▶ _SUPPLIED ENTRIES_:
"""

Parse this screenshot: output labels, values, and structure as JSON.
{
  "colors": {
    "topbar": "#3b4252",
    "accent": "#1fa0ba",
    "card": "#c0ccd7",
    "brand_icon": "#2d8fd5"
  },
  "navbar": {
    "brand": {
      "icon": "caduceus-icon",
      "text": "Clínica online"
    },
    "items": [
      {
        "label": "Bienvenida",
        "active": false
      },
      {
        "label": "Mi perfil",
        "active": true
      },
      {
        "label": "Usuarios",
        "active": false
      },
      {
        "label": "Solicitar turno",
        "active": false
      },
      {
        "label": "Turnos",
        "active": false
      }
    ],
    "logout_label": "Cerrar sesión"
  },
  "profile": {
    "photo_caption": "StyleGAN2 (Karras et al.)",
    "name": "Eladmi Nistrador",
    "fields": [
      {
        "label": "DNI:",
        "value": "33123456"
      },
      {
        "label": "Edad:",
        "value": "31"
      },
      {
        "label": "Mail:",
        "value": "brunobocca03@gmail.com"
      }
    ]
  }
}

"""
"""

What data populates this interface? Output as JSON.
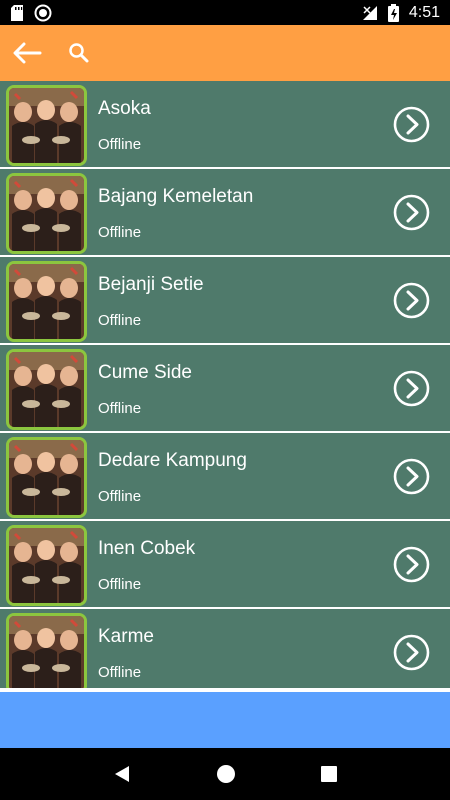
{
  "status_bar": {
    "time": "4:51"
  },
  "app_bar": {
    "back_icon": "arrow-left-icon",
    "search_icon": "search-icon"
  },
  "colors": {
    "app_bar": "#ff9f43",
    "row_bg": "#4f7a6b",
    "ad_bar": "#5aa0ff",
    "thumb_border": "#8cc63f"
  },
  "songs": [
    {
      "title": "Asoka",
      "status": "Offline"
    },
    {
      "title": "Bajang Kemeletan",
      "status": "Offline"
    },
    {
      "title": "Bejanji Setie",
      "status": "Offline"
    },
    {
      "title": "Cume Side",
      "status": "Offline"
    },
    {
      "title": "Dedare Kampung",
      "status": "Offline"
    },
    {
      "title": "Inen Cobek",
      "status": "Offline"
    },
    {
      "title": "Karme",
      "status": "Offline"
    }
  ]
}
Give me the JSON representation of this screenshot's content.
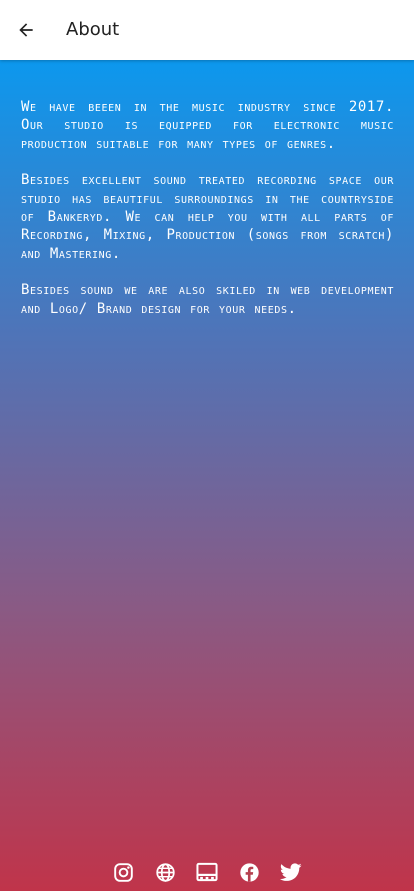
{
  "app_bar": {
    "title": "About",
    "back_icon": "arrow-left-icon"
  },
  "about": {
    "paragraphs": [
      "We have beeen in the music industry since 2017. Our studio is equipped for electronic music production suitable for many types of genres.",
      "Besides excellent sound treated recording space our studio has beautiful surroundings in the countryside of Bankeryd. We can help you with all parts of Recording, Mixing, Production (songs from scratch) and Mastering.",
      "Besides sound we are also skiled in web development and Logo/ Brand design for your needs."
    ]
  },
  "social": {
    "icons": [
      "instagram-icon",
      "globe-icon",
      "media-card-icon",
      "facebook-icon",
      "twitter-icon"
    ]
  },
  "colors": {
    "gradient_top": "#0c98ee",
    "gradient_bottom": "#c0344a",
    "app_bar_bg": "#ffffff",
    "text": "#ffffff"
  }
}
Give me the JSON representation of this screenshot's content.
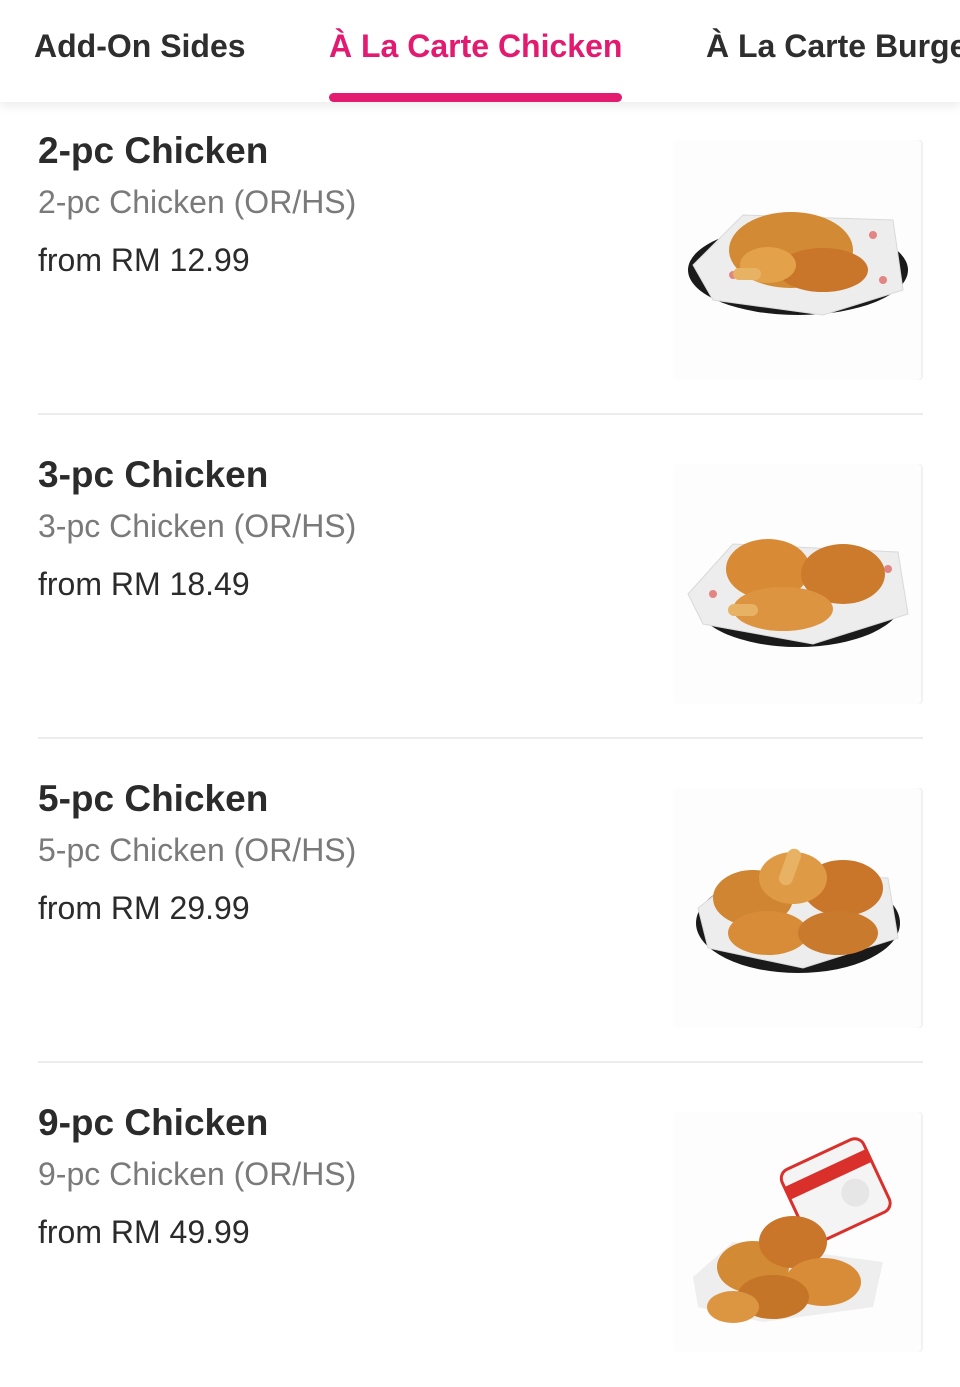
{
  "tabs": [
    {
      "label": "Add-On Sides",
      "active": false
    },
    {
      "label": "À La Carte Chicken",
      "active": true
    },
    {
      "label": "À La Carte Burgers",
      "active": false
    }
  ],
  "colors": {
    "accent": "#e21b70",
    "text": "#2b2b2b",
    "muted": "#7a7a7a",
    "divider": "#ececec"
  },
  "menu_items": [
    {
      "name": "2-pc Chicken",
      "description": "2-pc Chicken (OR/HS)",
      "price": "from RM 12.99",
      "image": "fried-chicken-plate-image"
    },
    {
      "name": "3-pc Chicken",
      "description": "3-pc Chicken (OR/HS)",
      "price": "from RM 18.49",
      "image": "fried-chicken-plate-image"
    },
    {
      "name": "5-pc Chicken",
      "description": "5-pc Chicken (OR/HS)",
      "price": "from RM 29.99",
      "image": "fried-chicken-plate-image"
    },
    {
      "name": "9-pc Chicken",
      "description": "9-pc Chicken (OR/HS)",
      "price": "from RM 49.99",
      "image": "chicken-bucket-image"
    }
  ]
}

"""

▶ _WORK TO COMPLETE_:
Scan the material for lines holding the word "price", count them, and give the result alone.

▶ _ANSWER BOX_:
4